**App and web page records:**
* * *

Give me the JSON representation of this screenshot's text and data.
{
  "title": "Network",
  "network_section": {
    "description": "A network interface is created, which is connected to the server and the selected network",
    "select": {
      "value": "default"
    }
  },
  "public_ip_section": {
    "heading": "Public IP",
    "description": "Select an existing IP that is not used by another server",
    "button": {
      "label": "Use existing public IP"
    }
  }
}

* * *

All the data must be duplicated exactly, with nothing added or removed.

**RESPONSE:**
Give me the JSON representation of this screenshot's text and data.
{
  "title": "Network",
  "network_section": {
    "description": "A network interface is created, which is connected to the server and the selected network",
    "select": {
      "value": "default"
    }
  },
  "public_ip_section": {
    "heading": "Public IP",
    "description": "Select an existing IP that is not used by another server",
    "button": {
      "label": "Use existing public IP"
    }
  }
}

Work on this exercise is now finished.